*Task directions*
Reproduce the entries that follow exactly. No picture should appear in the result.

*Dataset excerpts*
###

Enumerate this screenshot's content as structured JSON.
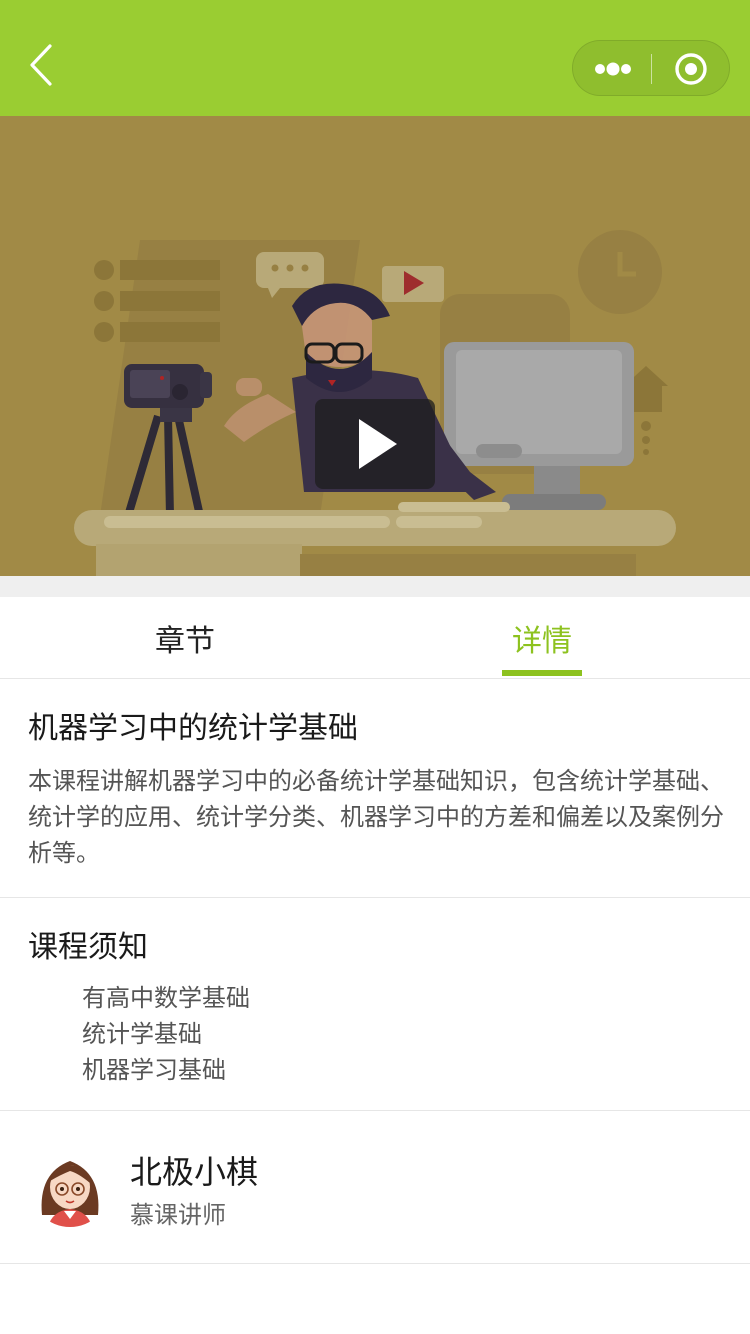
{
  "navbar": {
    "accent": "#9acd32",
    "back_icon": "chevron-left-icon",
    "more_icon": "more-dots-icon",
    "close_icon": "target-close-icon"
  },
  "video": {
    "play_icon": "play-icon"
  },
  "tabs": [
    {
      "label": "章节",
      "active": false
    },
    {
      "label": "详情",
      "active": true
    }
  ],
  "active_color": "#8dc21f",
  "course": {
    "title": "机器学习中的统计学基础",
    "description": "本课程讲解机器学习中的必备统计学基础知识，包含统计学基础、统计学的应用、统计学分类、机器学习中的方差和偏差以及案例分析等。"
  },
  "notice": {
    "title": "课程须知",
    "items": [
      "有高中数学基础",
      "统计学基础",
      "机器学习基础"
    ]
  },
  "teacher": {
    "name": "北极小棋",
    "role": "慕课讲师"
  }
}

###

*Answer box*
Enumerate this screenshot's content as structured JSON.
{
  "navbar": {
    "accent": "#9acd32",
    "back_icon": "chevron-left-icon",
    "more_icon": "more-dots-icon",
    "close_icon": "target-close-icon"
  },
  "video": {
    "play_icon": "play-icon"
  },
  "tabs": [
    {
      "label": "章节",
      "active": false
    },
    {
      "label": "详情",
      "active": true
    }
  ],
  "active_color": "#8dc21f",
  "course": {
    "title": "机器学习中的统计学基础",
    "description": "本课程讲解机器学习中的必备统计学基础知识，包含统计学基础、统计学的应用、统计学分类、机器学习中的方差和偏差以及案例分析等。"
  },
  "notice": {
    "title": "课程须知",
    "items": [
      "有高中数学基础",
      "统计学基础",
      "机器学习基础"
    ]
  },
  "teacher": {
    "name": "北极小棋",
    "role": "慕课讲师"
  }
}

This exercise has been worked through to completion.